This is either overdue or redundant. But when I sent some of these to not very “Anonymous” commenter- in- chief Lane Batot, to satisfy his curiosity about the country, he thought I should blog them. The physical “structure” of the land, and its use patterns, will be utterly familiar to Westerners but perhaps a bit alien to Eastern or European readers.
From my note to Lane:
“I live downtown in a town of less than 1000 on a dirt road– the only pavement except two cross streets less than a mile long is the road through. It is 30 miles east to the county seat, 2500 feet below on the Big Rio, and there are only two towns between us and the Arizona border, 120 miles west. This east -west road, Rte 60, divides two Connecticut- sized blocks each of which has basically ONE paved road through, with well under 6000 population in the southern one. They are “filled” with big ranches, mostly public land (National Forest to the south, BLM everywhere) and a small Indian rez N. Average elevation is probably 7000 feet, peaks up to almost 11,000, cold winters, dry not too hot summers, late summer monsoons if we are lucky. No jobs & fewer people than in the cattle & mining days.”
“When Aldo Leopold was a predator controller, in 1914, he gave a talk in the no- longer existing “Magdalena Sportsman’s Hall”, to 700 people. There are just over that number now in the whole town! Then, there were upward of 5000– some say at its height almost twice that! It was a cattle shipping center with a rail spur up from the valley and a mining center.”
“No suburbs here or in most of the rural west– nothing but open land between towns. I can hawk or course within walking distance…”
Pix: town & high desert plains. I will do more town, and montane forest, later (because of our vertical range from 5 to almost 11,000 feet above sea level, we have the entire gamut of Rockies ecosystems from Canada to Mexico within 40 miles– elk and peccary, Nutcrackers and Hepatic tanagers and Vermillion flycatchers…) Please click on photos to see them larger, especially the first one.
Panorama of town in winter by Jackson, looking south.

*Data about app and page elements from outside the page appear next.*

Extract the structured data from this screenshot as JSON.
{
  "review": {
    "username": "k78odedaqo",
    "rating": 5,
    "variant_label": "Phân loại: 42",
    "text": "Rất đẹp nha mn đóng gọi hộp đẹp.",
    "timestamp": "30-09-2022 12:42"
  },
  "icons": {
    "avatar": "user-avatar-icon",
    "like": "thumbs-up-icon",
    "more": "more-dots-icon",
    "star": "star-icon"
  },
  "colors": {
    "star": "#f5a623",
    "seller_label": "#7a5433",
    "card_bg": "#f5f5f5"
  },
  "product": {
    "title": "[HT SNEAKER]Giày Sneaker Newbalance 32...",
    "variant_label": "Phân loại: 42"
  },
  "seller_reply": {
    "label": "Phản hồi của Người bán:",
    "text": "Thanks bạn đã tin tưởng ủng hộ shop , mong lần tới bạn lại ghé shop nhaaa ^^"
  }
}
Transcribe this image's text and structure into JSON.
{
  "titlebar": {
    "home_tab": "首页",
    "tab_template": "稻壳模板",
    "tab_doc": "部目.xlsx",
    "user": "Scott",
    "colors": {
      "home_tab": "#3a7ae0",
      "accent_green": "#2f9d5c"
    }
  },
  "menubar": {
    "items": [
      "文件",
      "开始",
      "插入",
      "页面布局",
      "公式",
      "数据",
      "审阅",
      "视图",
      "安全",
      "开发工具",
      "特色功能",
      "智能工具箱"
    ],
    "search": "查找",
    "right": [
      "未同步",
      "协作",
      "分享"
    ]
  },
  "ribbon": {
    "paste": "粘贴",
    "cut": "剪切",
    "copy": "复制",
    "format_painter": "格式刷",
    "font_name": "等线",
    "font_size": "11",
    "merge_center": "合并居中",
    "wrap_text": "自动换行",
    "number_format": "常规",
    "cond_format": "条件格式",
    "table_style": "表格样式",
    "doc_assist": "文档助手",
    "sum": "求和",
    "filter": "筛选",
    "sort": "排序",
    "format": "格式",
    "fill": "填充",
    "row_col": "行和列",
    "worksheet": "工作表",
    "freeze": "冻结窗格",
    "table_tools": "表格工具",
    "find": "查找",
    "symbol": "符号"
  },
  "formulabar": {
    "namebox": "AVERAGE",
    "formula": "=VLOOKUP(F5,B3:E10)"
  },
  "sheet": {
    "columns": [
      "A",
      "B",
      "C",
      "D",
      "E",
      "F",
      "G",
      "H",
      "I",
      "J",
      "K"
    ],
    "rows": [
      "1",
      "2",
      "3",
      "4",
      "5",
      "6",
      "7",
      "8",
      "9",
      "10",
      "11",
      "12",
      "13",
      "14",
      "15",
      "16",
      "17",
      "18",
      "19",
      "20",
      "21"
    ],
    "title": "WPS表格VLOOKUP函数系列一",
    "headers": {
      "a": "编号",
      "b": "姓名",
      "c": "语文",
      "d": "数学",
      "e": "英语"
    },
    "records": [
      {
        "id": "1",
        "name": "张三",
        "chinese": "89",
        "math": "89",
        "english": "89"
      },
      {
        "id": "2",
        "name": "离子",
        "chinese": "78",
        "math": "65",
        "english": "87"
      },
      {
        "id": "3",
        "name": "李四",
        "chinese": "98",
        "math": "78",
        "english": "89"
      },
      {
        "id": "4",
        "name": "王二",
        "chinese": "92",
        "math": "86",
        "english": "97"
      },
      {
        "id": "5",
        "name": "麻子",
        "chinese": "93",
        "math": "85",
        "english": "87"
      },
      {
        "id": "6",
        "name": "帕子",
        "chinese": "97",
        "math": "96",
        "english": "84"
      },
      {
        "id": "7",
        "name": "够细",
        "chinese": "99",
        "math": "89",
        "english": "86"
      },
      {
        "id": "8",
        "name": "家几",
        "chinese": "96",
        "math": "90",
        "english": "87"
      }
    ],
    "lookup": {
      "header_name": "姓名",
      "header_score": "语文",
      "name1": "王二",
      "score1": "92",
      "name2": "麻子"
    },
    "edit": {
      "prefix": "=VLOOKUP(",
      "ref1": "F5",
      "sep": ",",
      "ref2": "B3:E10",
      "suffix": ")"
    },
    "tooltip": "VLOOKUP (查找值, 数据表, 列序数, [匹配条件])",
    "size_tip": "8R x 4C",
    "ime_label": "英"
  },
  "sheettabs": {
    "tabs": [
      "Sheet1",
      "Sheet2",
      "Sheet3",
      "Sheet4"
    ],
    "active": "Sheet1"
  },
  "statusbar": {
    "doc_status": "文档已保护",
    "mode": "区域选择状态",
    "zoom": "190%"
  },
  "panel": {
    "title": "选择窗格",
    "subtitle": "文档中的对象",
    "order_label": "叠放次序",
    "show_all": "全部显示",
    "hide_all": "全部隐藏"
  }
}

Entire town– nothing but ranches east or west for 30 miles, LESS in terms of human presence north or south. The high peaks of the Magdalena mountain range are cut off by clouds.
Looking east and down from the Magdalena mountains over Lee’s ranch in the next set and toward the Rio behind the peak…
Lee’s ranch on the plain where we hunt; Lee showing Vadim Gorbatov his print based on sketches V made there.
Box canyon cut below plain; Lib by seasonal “river” that cut it: